Of the greatest interest to us is the general’s work On the Question of National Independence and Relations between the Peoples of the USSR. Investigating the situation in the Soviet Union, Hryhorenko said that “all its nations are equalized by common slavery,” and its rulers were not the Russian people, but the partocracy (has it changed today in the direct successor of the USSR, that is, Russia?). “Escaping from the clutches of the empire,” (which, we would say, some have not succeeded in doing even until now), “separating from it, is an impossible task for any one nation. Every oppressed nation must fight within the overall anti-liberation struggle’s framework,” the general proclaimed prophetically. The Soviet regime failed to destroy the historical memory, so the author stated: “Ukraine is not a part of Russia. It has its own national identity, its history and culture. Ukrainian people have the right to decide their own destiny in an independent Ukrainian state.”
Flame of fight for freedom was always alive in Ukraine, “flaring up from time to time despite all attempts to extinguish even sparks of it.” We have much to be proud of, we have something to tell the world. During World War II, the Soviet forces crushed the Ukrainian Insurgent Army and “slandered the Ukrainian national liberation movement.” Due to the Soviet propaganda efforts, no one in the world knew about this heroic struggle. Ukraine was swept with mass arrests of intellectuals in the 1960s and 1970s. Still, the nation had brave people left who created the Ukrainian Helsinki Group in 1976. These human rights activists told the world community the truth about the situation in the Soviet Union, which was completely failing to follow the Helsinki Act. Western countries’ behavior was cowardly at the Brussels meeting, but they condemned the actions of the Soviet Union at the Madrid Conference at last (Does it sound familiar?). Hryhorenko, a man of truth and integrity, put a lot of effort in achieving this result.

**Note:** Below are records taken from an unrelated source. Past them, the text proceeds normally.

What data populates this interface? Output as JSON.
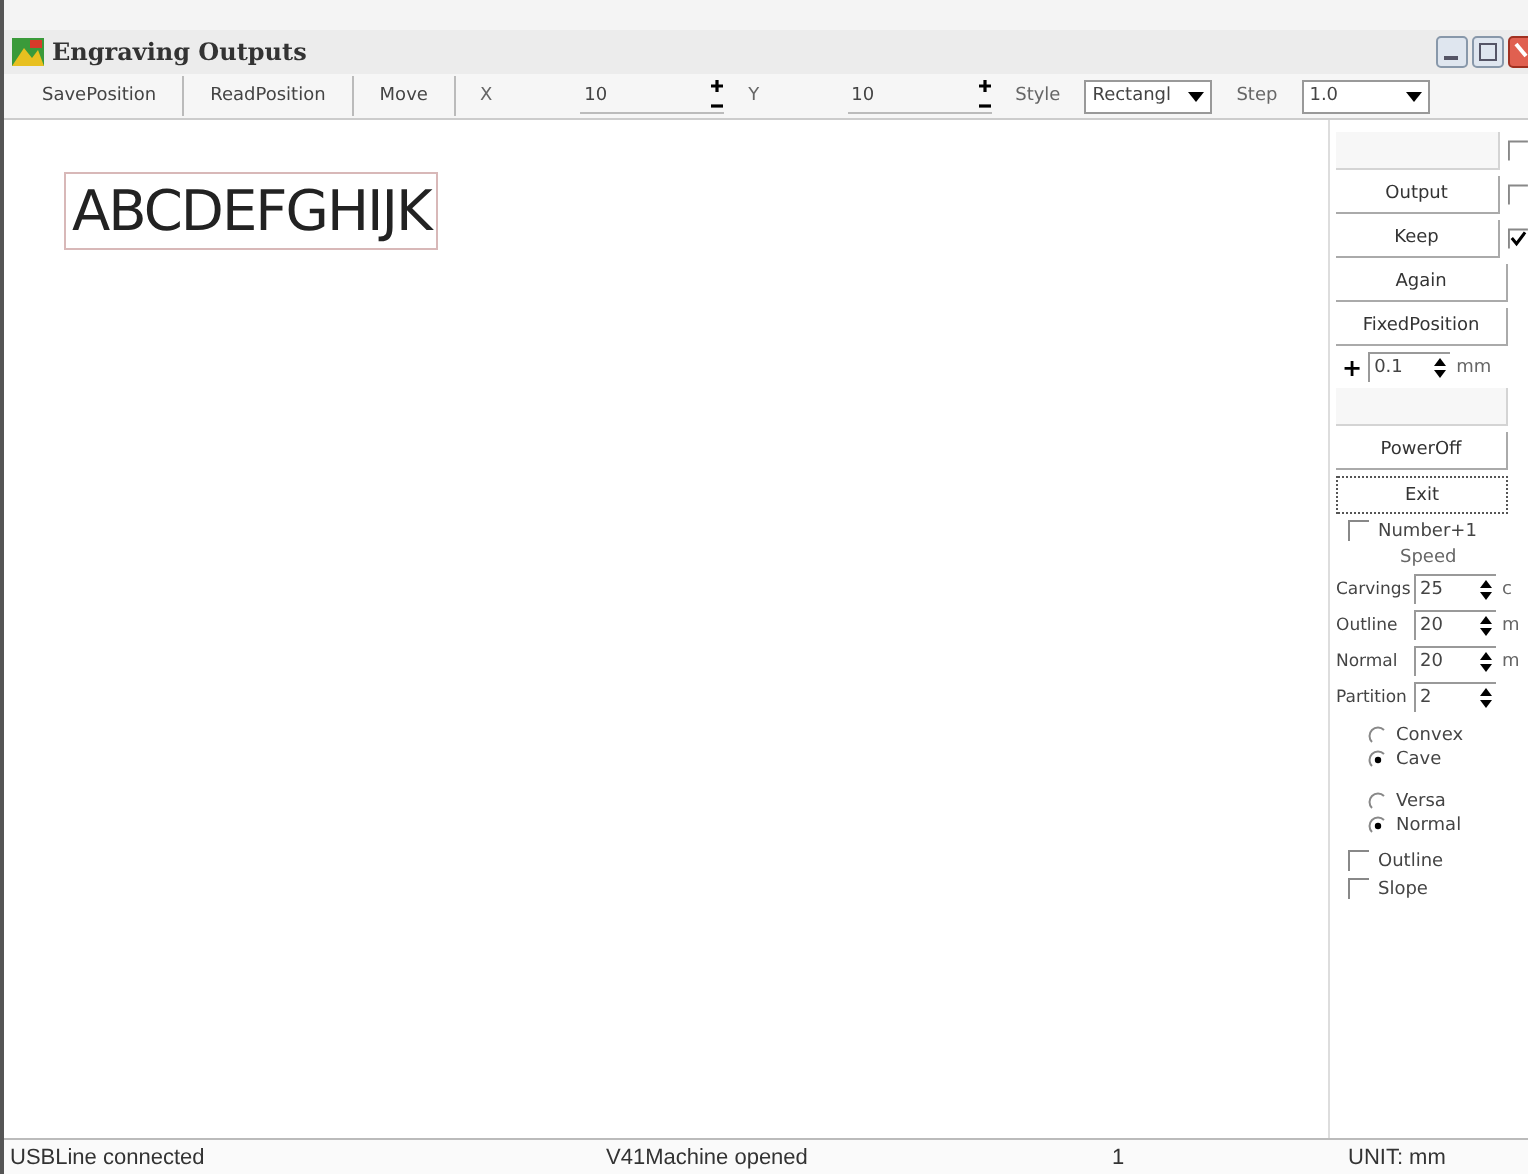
{
  "window": {
    "title": "Engraving Outputs"
  },
  "toolbar": {
    "buttons": [
      "SavePosition",
      "ReadPosition",
      "Move"
    ],
    "fields": [
      {
        "kind": "spin",
        "label": "X",
        "value": "10"
      },
      {
        "kind": "spin",
        "label": "Y",
        "value": "10"
      },
      {
        "kind": "combo",
        "label": "Style",
        "value": "Rectangl"
      },
      {
        "kind": "combo",
        "label": "Step",
        "value": "1.0"
      }
    ]
  },
  "canvas": {
    "text": "ABCDEFGHIJK"
  },
  "side_panel": [
    {
      "kind": "button",
      "disabled": true,
      "checked": false
    },
    {
      "kind": "button",
      "label": "Output",
      "disabled": false,
      "checked": false
    },
    {
      "kind": "button",
      "label": "Keep",
      "disabled": false,
      "checked": true
    },
    {
      "kind": "button",
      "label": "Again",
      "disabled": false,
      "focused": false
    },
    {
      "kind": "button",
      "label": "FixedPosition",
      "disabled": false,
      "focused": false
    },
    {
      "kind": "step",
      "prefix": "+",
      "value": "0.1",
      "unit": "mm"
    },
    {
      "kind": "button",
      "disabled": true,
      "focused": false
    },
    {
      "kind": "button",
      "label": "PowerOff",
      "disabled": false,
      "focused": false
    },
    {
      "kind": "button",
      "label": "Exit",
      "disabled": false,
      "focused": true
    },
    {
      "kind": "check",
      "label": "Number+1",
      "checked": false
    },
    {
      "kind": "heading",
      "label": "Speed"
    },
    {
      "kind": "spin",
      "label": "Carvings",
      "value": "25",
      "unit": "c"
    },
    {
      "kind": "spin",
      "label": "Outline",
      "value": "20",
      "unit": "m"
    },
    {
      "kind": "spin",
      "label": "Normal",
      "value": "20",
      "unit": "m"
    },
    {
      "kind": "spin",
      "label": "Partition",
      "value": "2"
    },
    {
      "kind": "radio_group",
      "options": [
        {
          "label": "Convex",
          "selected": false
        },
        {
          "label": "Cave",
          "selected": true
        }
      ]
    },
    {
      "kind": "radio_group",
      "options": [
        {
          "label": "Versa",
          "selected": false
        },
        {
          "label": "Normal",
          "selected": true
        }
      ]
    },
    {
      "kind": "check",
      "label": "Outline",
      "checked": false
    },
    {
      "kind": "check",
      "label": "Slope",
      "checked": false
    }
  ],
  "status_bar": [
    "USBLine connected",
    "V41Machine opened",
    "1",
    "UNIT: mm"
  ]
}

It is difficult to comprehend all the activities of the general. He was able to do a lot, and now we see that his labor was not in vain. Let us think deeper on the words of Hryhorenko and listen to them. Seeking the truth and defending the country is everyone’s sacred duty.